Sexually transmitted infections (STIs) continue to be a major public health concern in the United Kingdom (UK). Epidemiological models have shown that narrowing the time between STI diagnosis and treatment may reduce the population burden of infection, and rapid, accurate point-of-care tests (POCTs) have potential for increasing correct treatment and mitigating the spread of antimicrobial resistance (AMR). We developed the Precise social science programme to incorporate clinician and patient opinions on potential designs and implementation of new POCTs for multiple STIs and AMR detection. We conducted qualitative research, consisting of informal interviews with clinicians and semi-structured in-depth interviews with patients, in six sexual health clinics in the UK. Interviews with clinicians focused on how the new POCTs would likely be implemented into clinical care; these new clinical pathways were then posed to patients in in-depth interviews. Patient interviews showed acceptability of POCTs, however, willingness to wait in clinic for test results depended on the context of patients’ sexual healthcare seeking. Patients reporting frequent healthcare visits often based their expectations and opinions of services and POCTs on previous visits. Patients’ suggestions for implementation of POCTs included provision of information on service changes and targeting tests to patients concerned they are infected. Our data suggests that patients may accept new POCT pathways if they are given information on these changes prior to attending services and to consider implementing POCTs among patients who are anxious about their infection status and/or who are experiencing symptoms.

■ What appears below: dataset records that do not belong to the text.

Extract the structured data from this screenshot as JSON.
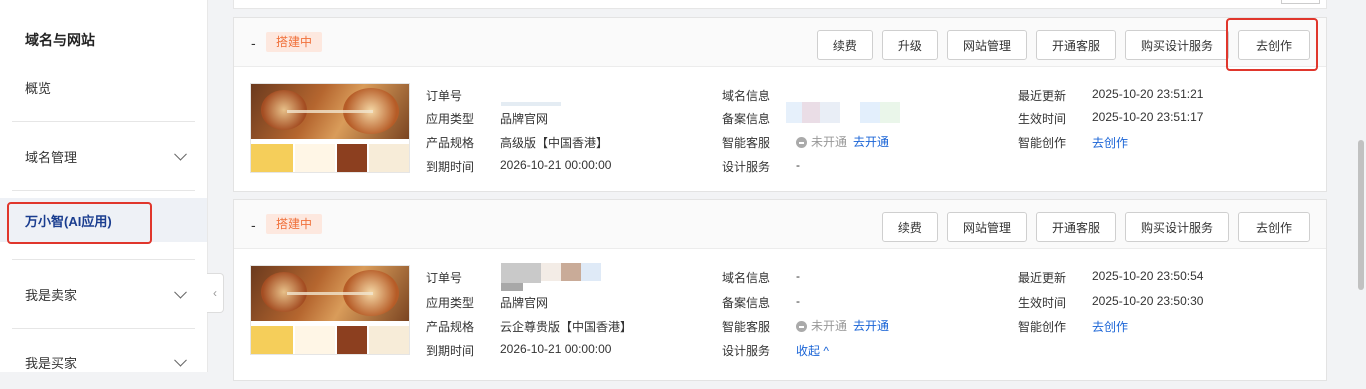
{
  "sidebar": {
    "title": "域名与网站",
    "items": [
      {
        "label": "概览",
        "expandable": false
      },
      {
        "label": "域名管理",
        "expandable": true
      },
      {
        "label": "万小智(AI应用)",
        "expandable": false,
        "active": true
      },
      {
        "label": "我是卖家",
        "expandable": true
      },
      {
        "label": "我是买家",
        "expandable": true
      }
    ],
    "collapse_icon": "chevron-left-icon"
  },
  "labels": {
    "order_no": "订单号",
    "app_type": "应用类型",
    "spec": "产品规格",
    "expire": "到期时间",
    "domain": "域名信息",
    "icp": "备案信息",
    "smart_cs": "智能客服",
    "design": "设计服务",
    "updated": "最近更新",
    "effective": "生效时间",
    "smart_create": "智能创作"
  },
  "cards": [
    {
      "dash": "-",
      "status": "搭建中",
      "buttons": [
        "续费",
        "升级",
        "网站管理",
        "开通客服",
        "购买设计服务",
        "去创作"
      ],
      "app_type": "品牌官网",
      "spec": "高级版【中国香港】",
      "expire": "2026-10-21 00:00:00",
      "smart_cs_status": "未开通",
      "smart_cs_link": "去开通",
      "design": "-",
      "updated": "2025-10-20 23:51:21",
      "effective": "2025-10-20 23:51:17",
      "smart_create_link": "去创作"
    },
    {
      "dash": "-",
      "status": "搭建中",
      "buttons": [
        "续费",
        "网站管理",
        "开通客服",
        "购买设计服务",
        "去创作"
      ],
      "app_type": "品牌官网",
      "spec": "云企尊贵版【中国香港】",
      "expire": "2026-10-21 00:00:00",
      "domain": "-",
      "icp": "-",
      "smart_cs_status": "未开通",
      "smart_cs_link": "去开通",
      "design_link": "收起 ^",
      "updated": "2025-10-20 23:50:54",
      "effective": "2025-10-20 23:50:30",
      "smart_create_link": "去创作"
    }
  ],
  "colors": {
    "status_bg": "#fde8df",
    "status_text": "#f0703a",
    "link": "#1a64d6",
    "highlight": "#e0362c"
  }
}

Partial Text

Sexually transmitted infections (STIs) continue to be a major public health concern in the UK, with approximately 420,000 diagnoses made in England alone in 2017 [1]. Young people continue to bear the burden of STIs in the UK; diagnoses among 15–24 year-olds are twice as high in men and seven times as high in women compared to other age groups [1]. Diagnoses of Chlamydia trachomatis (CT) and Neisseria gonorrhoeae (NG) infections continue to be the most common STI diagnoses among men-who-have-sex-with-men (MSM) [1]. Other curable STIs, such as Mycoplasma genitalium (MG), have not traditionally been routinely tested for in National Health Service (NHS) sexual health clinics (SHCs) as there is limited provision of accurate, molecular based testing for MG, despite evidence of this infection causing onward health consequences such as endometritis, cervicitis, pre-term birth and pelvic inflammatory disease in women [2,3].

We planned qualitative research consisting of informal interviews with clinicians and semi-structured in-depth interviews with patients in six SHCs in the UK. Two data collection stages were planned with a year of analysis between them; we hypothesised that this would allow for iterative adaption of our topic guides to include new areas of enquiry following our mid-term analysis.

Six clinics across UK participated: London (n = 3), Devon, Yorkshire, and Eastern Scotland. London SHCs included two central London locations, including one associated with implementation of novel testing pathways and modern designs to encourage patient attendance. A total of 148 patients agreed to be contacted by the research team for an interview, of which 63 patients (42.6%) completed an interview. Identification of potentially eligible patients was conducted in different ways by members of the healthcare team in each of the six clinics (e.g., some patients were invited before eligibility screening and then asked eligibility questions, whereas others did the opposite), and so we cannot provide meaningful data on patients who declined to provide contact information to the study team.

Our study shows patients’ willingness to wait in clinic was often dependent on their self-assessed risk for infection. Insight into patients’ priorities for care, and their suggestions that specific, directed messaging may allow acceptability of various changes related to adoption of NAAT-based POCTs in SHCs gives concrete guidance for implementation of these tests. In particular, patients recommended targeting tests to those that are concerned they are infected and giving patients a choice to either wait for the results in the clinic, or return later that day for their results. Adhering to these suggestions for NAAT-based POCT implementation may lead to good acceptability of new clinical pathways for these diagnostics. We recommend further research when these tests are made available, to test these theories in practice.